■ Required action
Tally every line in the entries below that holds "PowerShell", then give only the total.

■ Supplied records
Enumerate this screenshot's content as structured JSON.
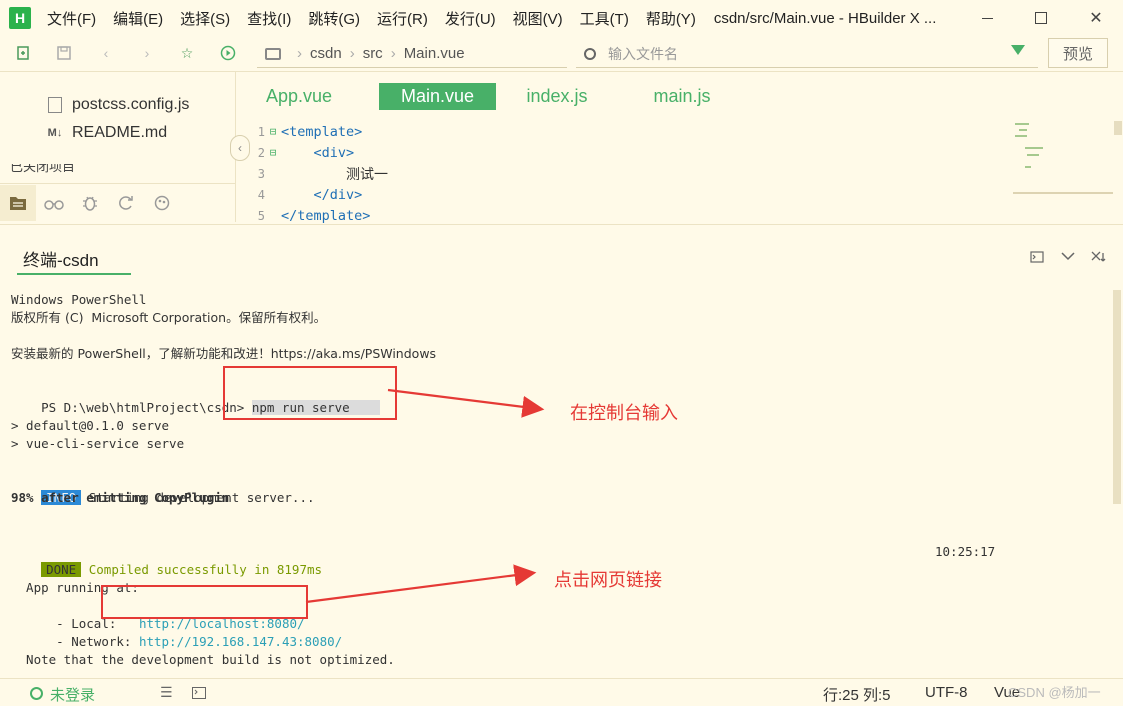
{
  "app": {
    "logo_letter": "H",
    "window_title": "csdn/src/Main.vue - HBuilder X ...",
    "menu": [
      "文件(F)",
      "编辑(E)",
      "选择(S)",
      "查找(I)",
      "跳转(G)",
      "运行(R)",
      "发行(U)",
      "视图(V)",
      "工具(T)",
      "帮助(Y)"
    ]
  },
  "toolbar": {
    "breadcrumb": [
      "csdn",
      "src",
      "Main.vue"
    ],
    "breadcrumb_sep": "›",
    "search_placeholder": "输入文件名",
    "preview_label": "预览"
  },
  "sidebar": {
    "files": [
      {
        "name": "postcss.config.js",
        "icon": "file-icon"
      },
      {
        "name": "README.md",
        "icon": "markdown-icon"
      }
    ],
    "closed_projects_label": "已关闭项目",
    "collapse_glyph": "‹"
  },
  "editor": {
    "tabs": [
      {
        "label": "App.vue",
        "active": false
      },
      {
        "label": "Main.vue",
        "active": true
      },
      {
        "label": "index.js",
        "active": false
      },
      {
        "label": "main.js",
        "active": false
      }
    ],
    "code_lines": [
      {
        "num": "1",
        "fold": "⊟",
        "indent": "",
        "text": "<template>",
        "kind": "tag"
      },
      {
        "num": "2",
        "fold": "⊟",
        "indent": "    ",
        "text": "<div>",
        "kind": "tag"
      },
      {
        "num": "3",
        "fold": "",
        "indent": "        ",
        "text": "测试一",
        "kind": "text"
      },
      {
        "num": "4",
        "fold": "",
        "indent": "    ",
        "text": "</div>",
        "kind": "tag"
      },
      {
        "num": "5",
        "fold": "",
        "indent": "",
        "text": "</template>",
        "kind": "tag"
      }
    ]
  },
  "terminal": {
    "tab_label": "终端-csdn",
    "lines": {
      "l1": "Windows PowerShell",
      "l2": "版权所有 (C)  Microsoft Corporation。保留所有权利。",
      "l3": "安装最新的 PowerShell，了解新功能和改进！https://aka.ms/PSWindows",
      "prompt": "PS D:\\web\\htmlProject\\csdn> ",
      "command": "npm run serve",
      "l5": "> default@0.1.0 serve",
      "l6": "> vue-cli-service serve",
      "info_badge": "INFO",
      "info_text": " Starting development server...",
      "progress": "98% after emitting CopyPlugin",
      "done_badge": "DONE",
      "done_text": " Compiled successfully in 8197ms",
      "time": "10:25:17",
      "app_running": "  App running at:",
      "local_label": "  - Local:   ",
      "local_url": "http://localhost:8080/",
      "network_label": "  - Network: ",
      "network_url": "http://192.168.147.43:8080/",
      "note": "  Note that the development build is not optimized."
    }
  },
  "annotations": {
    "label1": "在控制台输入",
    "label2": "点击网页链接",
    "color": "#e53935"
  },
  "statusbar": {
    "login": "未登录",
    "position": "行:25  列:5",
    "encoding": "UTF-8",
    "language": "Vue",
    "watermark": "CSDN @杨加一"
  },
  "colors": {
    "accent": "#48b068",
    "background": "#fffae8",
    "tag": "#1f6fb5",
    "link": "#2b9fb6"
  }
}
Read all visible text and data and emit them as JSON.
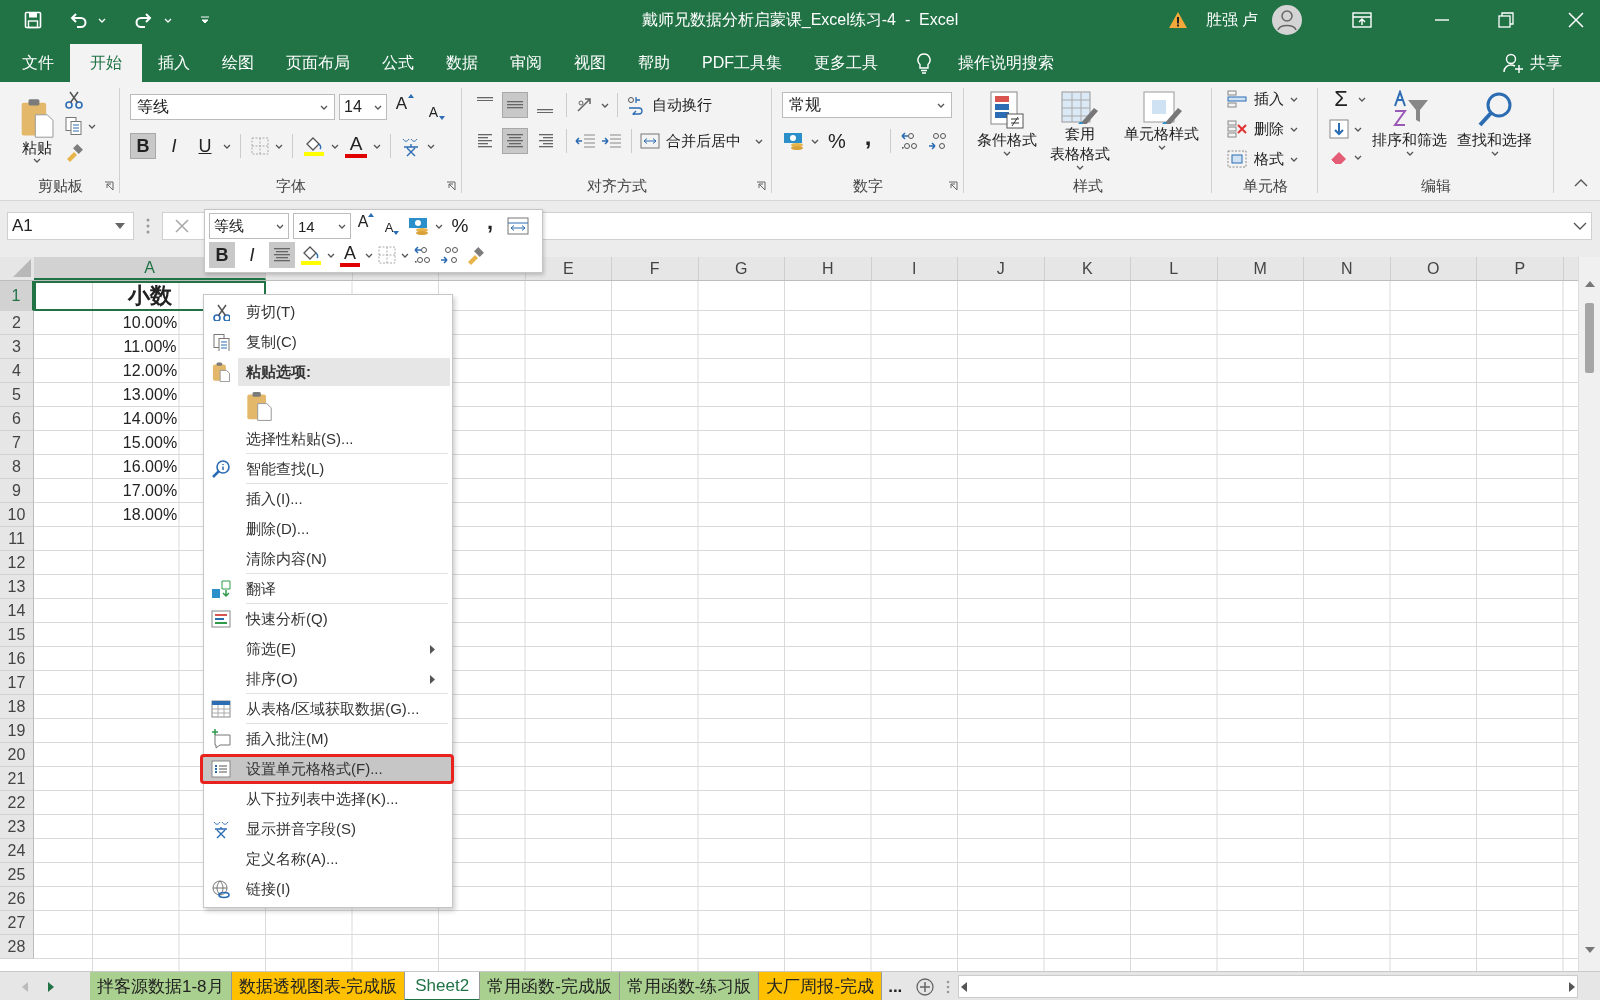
{
  "window": {
    "title": "戴师兄数据分析启蒙课_Excel练习-4  -  Excel",
    "user": "胜强 卢"
  },
  "menu_tabs": [
    {
      "label": "文件",
      "selected": false
    },
    {
      "label": "开始",
      "selected": true
    },
    {
      "label": "插入",
      "selected": false
    },
    {
      "label": "绘图",
      "selected": false
    },
    {
      "label": "页面布局",
      "selected": false
    },
    {
      "label": "公式",
      "selected": false
    },
    {
      "label": "数据",
      "selected": false
    },
    {
      "label": "审阅",
      "selected": false
    },
    {
      "label": "视图",
      "selected": false
    },
    {
      "label": "帮助",
      "selected": false
    },
    {
      "label": "PDF工具集",
      "selected": false
    },
    {
      "label": "更多工具",
      "selected": false
    }
  ],
  "tell_me": "操作说明搜索",
  "share": "共享",
  "ribbon": {
    "clipboard": {
      "label": "剪贴板",
      "paste": "粘贴"
    },
    "font": {
      "label": "字体",
      "name": "等线",
      "size": "14",
      "grow": "A",
      "shrink": "A",
      "font_color": "A",
      "buttons": [
        {
          "label": "B",
          "kind": "bold",
          "on": true
        },
        {
          "label": "I",
          "kind": "italic",
          "on": false
        },
        {
          "label": "U",
          "kind": "underline",
          "on": false
        }
      ]
    },
    "alignment": {
      "label": "对齐方式",
      "wrap": "自动换行",
      "merge": "合并后居中",
      "vertical": [
        {
          "kind": "top",
          "on": false
        },
        {
          "kind": "middle",
          "on": true
        },
        {
          "kind": "bottom",
          "on": false
        }
      ],
      "horizontal": [
        {
          "kind": "left",
          "on": false
        },
        {
          "kind": "center",
          "on": true
        },
        {
          "kind": "right",
          "on": false
        }
      ]
    },
    "number": {
      "label": "数字",
      "format": "常规",
      "percent": "%",
      "comma": ","
    },
    "styles": {
      "label": "样式",
      "buttons": [
        {
          "lines": [
            "条件格式"
          ]
        },
        {
          "lines": [
            "套用",
            "表格格式"
          ]
        },
        {
          "lines": [
            "单元格样式"
          ]
        }
      ]
    },
    "cells": {
      "label": "单元格",
      "buttons": [
        "插入",
        "删除",
        "格式"
      ]
    },
    "editing": {
      "label": "编辑",
      "sum": "Σ",
      "sort": "排序和筛选",
      "find": "查找和选择"
    }
  },
  "formula_bar": {
    "name_box": "A1"
  },
  "mini_toolbar": {
    "font": "等线",
    "size": "14",
    "grow": "A",
    "shrink": "A",
    "percent": "%",
    "comma": ",",
    "font_color": "A",
    "center": true,
    "buttons": [
      {
        "label": "B",
        "kind": "bold",
        "on": true
      },
      {
        "label": "I",
        "kind": "italic",
        "on": false
      }
    ]
  },
  "sheet": {
    "columns": [
      {
        "label": "A",
        "selected": true
      },
      {
        "selected": false
      },
      {
        "selected": false
      },
      {
        "selected": false
      },
      {
        "label": "E",
        "selected": false
      },
      {
        "label": "F",
        "selected": false
      },
      {
        "label": "G",
        "selected": false
      },
      {
        "label": "H",
        "selected": false
      },
      {
        "label": "I",
        "selected": false
      },
      {
        "label": "J",
        "selected": false
      },
      {
        "label": "K",
        "selected": false
      },
      {
        "label": "L",
        "selected": false
      },
      {
        "label": "M",
        "selected": false
      },
      {
        "label": "N",
        "selected": false
      },
      {
        "label": "O",
        "selected": false
      },
      {
        "label": "P",
        "selected": false
      }
    ],
    "rows": [
      {
        "label": "1",
        "selected": true,
        "value": "小数"
      },
      {
        "label": "2",
        "selected": false,
        "value": "10.00%"
      },
      {
        "label": "3",
        "selected": false,
        "value": "11.00%"
      },
      {
        "label": "4",
        "selected": false,
        "value": "12.00%"
      },
      {
        "label": "5",
        "selected": false,
        "value": "13.00%"
      },
      {
        "label": "6",
        "selected": false,
        "value": "14.00%"
      },
      {
        "label": "7",
        "selected": false,
        "value": "15.00%"
      },
      {
        "label": "8",
        "selected": false,
        "value": "16.00%"
      },
      {
        "label": "9",
        "selected": false,
        "value": "17.00%"
      },
      {
        "label": "10",
        "selected": false,
        "value": "18.00%"
      },
      {
        "label": "11",
        "selected": false
      },
      {
        "label": "12",
        "selected": false
      },
      {
        "label": "13",
        "selected": false
      },
      {
        "label": "14",
        "selected": false
      },
      {
        "label": "15",
        "selected": false
      },
      {
        "label": "16",
        "selected": false
      },
      {
        "label": "17",
        "selected": false
      },
      {
        "label": "18",
        "selected": false
      },
      {
        "label": "19",
        "selected": false
      },
      {
        "label": "20",
        "selected": false
      },
      {
        "label": "21",
        "selected": false
      },
      {
        "label": "22",
        "selected": false
      },
      {
        "label": "23",
        "selected": false
      },
      {
        "label": "24",
        "selected": false
      },
      {
        "label": "25",
        "selected": false
      },
      {
        "label": "26",
        "selected": false
      },
      {
        "label": "27",
        "selected": false
      },
      {
        "label": "28",
        "selected": false
      }
    ]
  },
  "context_menu": {
    "items": [
      {
        "kind": "command",
        "label": "剪切(T)",
        "separator": false,
        "selected": false,
        "outlined": false
      },
      {
        "kind": "command",
        "label": "复制(C)",
        "separator": false,
        "selected": false,
        "outlined": false
      },
      {
        "kind": "header",
        "label": "粘贴选项:",
        "separator": false,
        "selected": false,
        "outlined": false
      },
      {
        "kind": "paste_options",
        "separator": false
      },
      {
        "kind": "command",
        "label": "选择性粘贴(S)...",
        "separator": true,
        "selected": false,
        "outlined": false
      },
      {
        "kind": "command",
        "label": "智能查找(L)",
        "separator": true,
        "selected": false,
        "outlined": false
      },
      {
        "kind": "command",
        "label": "插入(I)...",
        "separator": false,
        "selected": false,
        "outlined": false
      },
      {
        "kind": "command",
        "label": "删除(D)...",
        "separator": false,
        "selected": false,
        "outlined": false
      },
      {
        "kind": "command",
        "label": "清除内容(N)",
        "separator": true,
        "selected": false,
        "outlined": false
      },
      {
        "kind": "command",
        "label": "翻译",
        "separator": true,
        "selected": false,
        "outlined": false
      },
      {
        "kind": "command",
        "label": "快速分析(Q)",
        "separator": false,
        "selected": false,
        "outlined": false
      },
      {
        "kind": "submenu",
        "label": "筛选(E)",
        "separator": false,
        "selected": false,
        "outlined": false
      },
      {
        "kind": "submenu",
        "label": "排序(O)",
        "separator": true,
        "selected": false,
        "outlined": false
      },
      {
        "kind": "command",
        "label": "从表格/区域获取数据(G)...",
        "separator": true,
        "selected": false,
        "outlined": false
      },
      {
        "kind": "command",
        "label": "插入批注(M)",
        "separator": false,
        "selected": false,
        "outlined": false
      },
      {
        "kind": "command",
        "label": "设置单元格格式(F)...",
        "separator": false,
        "selected": true,
        "outlined": true
      },
      {
        "kind": "command",
        "label": "从下拉列表中选择(K)...",
        "separator": false,
        "selected": false,
        "outlined": false
      },
      {
        "kind": "command",
        "label": "显示拼音字段(S)",
        "separator": false,
        "selected": false,
        "outlined": false
      },
      {
        "kind": "command",
        "label": "定义名称(A)...",
        "separator": false,
        "selected": false,
        "outlined": false
      },
      {
        "kind": "command",
        "label": "链接(I)",
        "separator": false,
        "selected": false,
        "outlined": false
      }
    ]
  },
  "sheet_tabs": {
    "tabs": [
      {
        "label": "拌客源数据1-8月",
        "selected": false,
        "color": "#a9d08e"
      },
      {
        "label": "数据透视图表-完成版",
        "selected": false,
        "color": "#ffc000"
      },
      {
        "label": "Sheet2",
        "selected": true
      },
      {
        "label": "常用函数-完成版",
        "selected": false,
        "color": "#a9d08e"
      },
      {
        "label": "常用函数-练习版",
        "selected": false,
        "color": "#a9d08e"
      },
      {
        "label": "大厂周报-完成",
        "selected": false,
        "color": "#ffc000"
      }
    ],
    "more": "..."
  }
}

■ Task response
2